Activity:
Report every line of the records that contains the word "value".

========================================================================

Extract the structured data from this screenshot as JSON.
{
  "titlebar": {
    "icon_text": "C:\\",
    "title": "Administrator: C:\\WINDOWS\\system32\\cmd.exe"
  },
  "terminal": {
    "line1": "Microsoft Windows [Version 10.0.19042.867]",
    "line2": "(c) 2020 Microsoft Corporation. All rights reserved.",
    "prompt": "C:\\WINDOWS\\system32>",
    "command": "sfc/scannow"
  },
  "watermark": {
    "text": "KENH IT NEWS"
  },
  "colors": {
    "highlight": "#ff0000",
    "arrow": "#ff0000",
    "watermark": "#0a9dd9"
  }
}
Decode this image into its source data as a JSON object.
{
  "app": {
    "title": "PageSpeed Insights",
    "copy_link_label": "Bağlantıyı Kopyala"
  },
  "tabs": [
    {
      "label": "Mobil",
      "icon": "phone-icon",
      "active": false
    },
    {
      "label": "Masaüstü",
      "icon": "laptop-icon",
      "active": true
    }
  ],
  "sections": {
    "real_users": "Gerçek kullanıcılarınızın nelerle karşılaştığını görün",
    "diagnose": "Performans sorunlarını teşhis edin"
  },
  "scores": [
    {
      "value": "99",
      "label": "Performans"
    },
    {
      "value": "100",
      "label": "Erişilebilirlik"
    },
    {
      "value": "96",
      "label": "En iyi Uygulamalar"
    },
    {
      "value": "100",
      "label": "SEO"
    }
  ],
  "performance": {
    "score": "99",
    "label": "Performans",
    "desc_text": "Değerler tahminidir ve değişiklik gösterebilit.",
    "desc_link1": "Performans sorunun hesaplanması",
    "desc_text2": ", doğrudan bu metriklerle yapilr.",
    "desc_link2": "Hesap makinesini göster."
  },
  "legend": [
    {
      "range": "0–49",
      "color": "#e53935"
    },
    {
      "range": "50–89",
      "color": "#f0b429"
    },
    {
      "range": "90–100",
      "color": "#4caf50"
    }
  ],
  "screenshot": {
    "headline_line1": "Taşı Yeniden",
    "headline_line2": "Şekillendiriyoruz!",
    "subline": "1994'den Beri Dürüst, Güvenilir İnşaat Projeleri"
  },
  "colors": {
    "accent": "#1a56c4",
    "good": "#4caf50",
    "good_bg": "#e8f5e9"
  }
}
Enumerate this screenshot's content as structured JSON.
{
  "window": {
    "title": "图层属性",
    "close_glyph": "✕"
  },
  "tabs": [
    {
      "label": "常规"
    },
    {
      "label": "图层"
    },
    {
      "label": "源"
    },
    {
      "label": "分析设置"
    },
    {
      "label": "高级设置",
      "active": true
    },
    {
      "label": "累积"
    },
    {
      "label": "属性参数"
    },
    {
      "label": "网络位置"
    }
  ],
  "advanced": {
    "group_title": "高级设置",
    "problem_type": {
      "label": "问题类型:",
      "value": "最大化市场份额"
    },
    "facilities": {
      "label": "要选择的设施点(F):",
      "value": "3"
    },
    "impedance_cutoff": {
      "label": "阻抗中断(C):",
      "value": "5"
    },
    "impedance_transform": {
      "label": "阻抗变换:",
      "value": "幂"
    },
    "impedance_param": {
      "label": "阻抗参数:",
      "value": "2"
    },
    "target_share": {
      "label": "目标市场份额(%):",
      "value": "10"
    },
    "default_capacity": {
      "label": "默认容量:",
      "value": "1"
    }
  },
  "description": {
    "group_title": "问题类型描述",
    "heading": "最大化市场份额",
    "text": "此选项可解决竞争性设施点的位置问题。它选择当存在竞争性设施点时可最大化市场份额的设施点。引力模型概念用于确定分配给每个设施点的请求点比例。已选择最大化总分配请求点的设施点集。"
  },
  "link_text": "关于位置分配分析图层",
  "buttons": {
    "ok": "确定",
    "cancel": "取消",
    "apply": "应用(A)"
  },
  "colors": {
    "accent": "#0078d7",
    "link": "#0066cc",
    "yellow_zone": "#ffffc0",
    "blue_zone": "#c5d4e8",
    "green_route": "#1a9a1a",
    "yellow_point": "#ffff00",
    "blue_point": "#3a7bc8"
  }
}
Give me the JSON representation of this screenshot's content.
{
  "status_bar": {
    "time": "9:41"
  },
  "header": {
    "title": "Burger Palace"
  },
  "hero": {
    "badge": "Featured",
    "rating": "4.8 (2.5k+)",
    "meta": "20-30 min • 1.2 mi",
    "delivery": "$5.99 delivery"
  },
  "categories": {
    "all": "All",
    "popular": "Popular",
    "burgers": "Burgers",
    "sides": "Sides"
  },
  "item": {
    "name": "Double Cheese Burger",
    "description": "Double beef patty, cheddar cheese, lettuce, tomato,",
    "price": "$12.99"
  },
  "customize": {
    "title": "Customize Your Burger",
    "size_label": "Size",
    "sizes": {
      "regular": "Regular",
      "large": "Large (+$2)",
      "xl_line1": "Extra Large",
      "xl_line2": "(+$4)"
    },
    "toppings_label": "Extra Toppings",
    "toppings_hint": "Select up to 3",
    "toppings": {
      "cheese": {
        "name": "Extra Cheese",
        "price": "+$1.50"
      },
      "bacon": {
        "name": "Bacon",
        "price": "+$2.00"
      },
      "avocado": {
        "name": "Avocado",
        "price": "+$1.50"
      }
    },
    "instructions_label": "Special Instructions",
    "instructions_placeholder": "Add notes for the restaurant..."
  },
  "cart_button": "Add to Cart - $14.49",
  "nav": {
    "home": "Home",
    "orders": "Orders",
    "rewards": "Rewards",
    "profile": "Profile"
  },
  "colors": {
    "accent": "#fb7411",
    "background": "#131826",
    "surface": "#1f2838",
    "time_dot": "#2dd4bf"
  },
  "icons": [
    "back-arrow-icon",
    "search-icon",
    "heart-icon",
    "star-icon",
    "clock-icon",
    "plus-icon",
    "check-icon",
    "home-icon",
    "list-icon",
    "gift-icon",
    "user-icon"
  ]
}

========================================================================

Result for this exercise:
      "value": "99",
      "value": "100",
      "value": "96",
      "value": "100",
      "value": "最大化市场份额"
      "value": "3"
      "value": "5"
      "value": "幂"
      "value": "2"
      "value": "10"
      "value": "1"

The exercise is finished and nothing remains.